Objective: The present study evaluated the association between fruit and vegetable intake and the incidence of upper respiratory tract infection (URTI) during pregnancy.
Design: In a cohort of 1034 North American women, each subject was asked retrospectively about their fruit and vegetable intake during the six months before the pregnancy and their occurrences of URTI during the first half of pregnancy. Multivariable-adjusted hazard ratios (HR) were calculated with Cox proportional hazards models.

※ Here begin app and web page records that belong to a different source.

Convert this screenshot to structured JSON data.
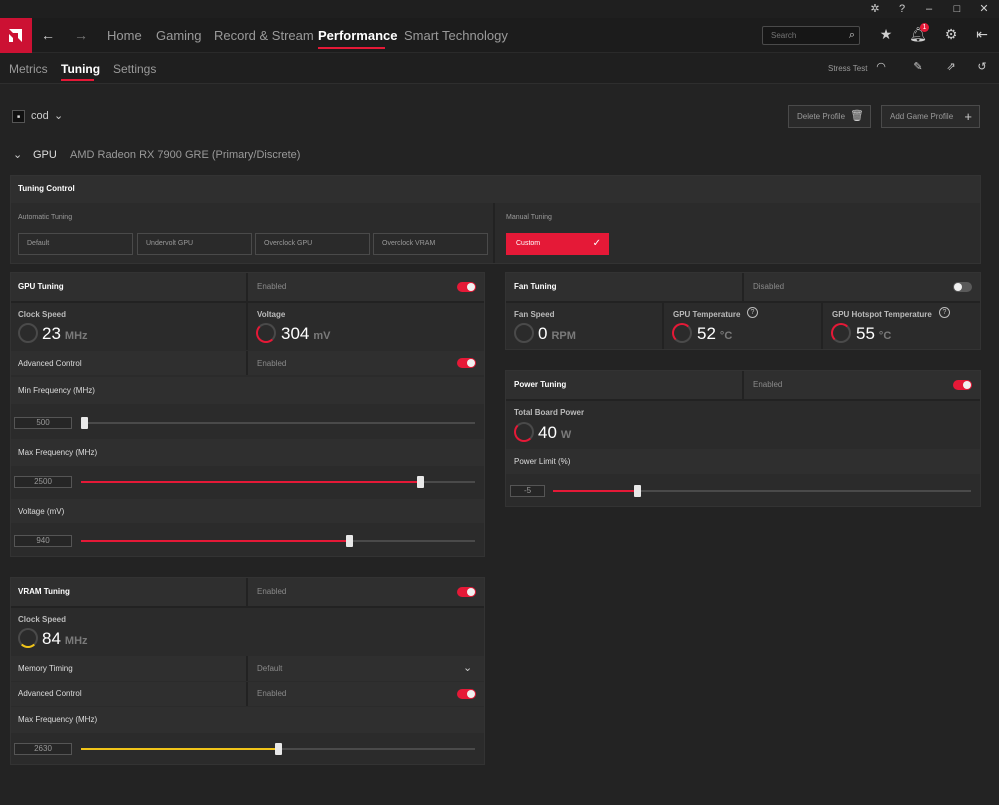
{
  "nav": {
    "items": [
      {
        "label": "Home"
      },
      {
        "label": "Gaming"
      },
      {
        "label": "Record & Stream"
      },
      {
        "label": "Performance"
      },
      {
        "label": "Smart Technology"
      }
    ],
    "search_placeholder": "Search",
    "notification_count": "1"
  },
  "subnav": {
    "items": [
      {
        "label": "Metrics"
      },
      {
        "label": "Tuning"
      },
      {
        "label": "Settings"
      }
    ],
    "stress_test": "Stress Test"
  },
  "profile": {
    "name": "cod",
    "delete_label": "Delete Profile",
    "add_label": "Add Game Profile"
  },
  "gpu": {
    "label": "GPU",
    "name": "AMD Radeon RX 7900 GRE (Primary/Discrete)"
  },
  "tuning_control": {
    "title": "Tuning Control",
    "automatic_label": "Automatic Tuning",
    "manual_label": "Manual Tuning",
    "auto_options": [
      "Default",
      "Undervolt GPU",
      "Overclock GPU",
      "Overclock VRAM"
    ],
    "manual_option": "Custom"
  },
  "gpu_tuning": {
    "title": "GPU Tuning",
    "status": "Enabled",
    "enabled": true,
    "clock_label": "Clock Speed",
    "clock_value": "23",
    "clock_unit": "MHz",
    "voltage_label": "Voltage",
    "voltage_value": "304",
    "voltage_unit": "mV",
    "advanced_label": "Advanced Control",
    "advanced_status": "Enabled",
    "min_freq_label": "Min Frequency (MHz)",
    "min_freq_value": "500",
    "min_freq_fraction": 0.0,
    "max_freq_label": "Max Frequency (MHz)",
    "max_freq_value": "2500",
    "max_freq_fraction": 0.86,
    "voltage_slider_label": "Voltage (mV)",
    "voltage_slider_value": "940",
    "voltage_slider_fraction": 0.68
  },
  "fan_tuning": {
    "title": "Fan Tuning",
    "status": "Disabled",
    "fan_label": "Fan Speed",
    "fan_value": "0",
    "fan_unit": "RPM",
    "temp_label": "GPU Temperature",
    "temp_value": "52",
    "temp_unit": "°C",
    "hotspot_label": "GPU Hotspot Temperature",
    "hotspot_value": "55",
    "hotspot_unit": "°C"
  },
  "power_tuning": {
    "title": "Power Tuning",
    "status": "Enabled",
    "tbp_label": "Total Board Power",
    "tbp_value": "40",
    "tbp_unit": "W",
    "limit_label": "Power Limit (%)",
    "limit_value": "-5",
    "limit_fraction": 0.2
  },
  "vram_tuning": {
    "title": "VRAM Tuning",
    "status": "Enabled",
    "clock_label": "Clock Speed",
    "clock_value": "84",
    "clock_unit": "MHz",
    "memory_timing_label": "Memory Timing",
    "memory_timing_value": "Default",
    "advanced_label": "Advanced Control",
    "advanced_status": "Enabled",
    "max_freq_label": "Max Frequency (MHz)",
    "max_freq_value": "2630",
    "max_freq_fraction": 0.5
  },
  "colors": {
    "accent": "#e51937",
    "vram_fill": "#f0c419"
  }
}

Results: The adjusted HR of URTI for women in the highest quartile (median 8.54 servings/d) v. the lowest quartile (median 1.91 servings/d) of total fruit and vegetable intake was 0.74 (95 % CI 0.53, 1.05) for the 5-month follow-up period and 0.61 (95 % CI 0.39, 0.97) for the 3-month follow-up period, respectively. A dose-related reduction of URTI risk according to quartile of intake was found in the 3-month (P for trend = 0.03) but not the 5-month follow-up. No association was found between either fruit or vegetable intake alone in relation to the 5-month or the 3-month risk of URTI.
Conclusions: Women who consume more fruits and vegetables have a moderate reduction in risk of URTI during pregnancy, and this benefit appears to be derived from both fruits and vegetables instead of either alone.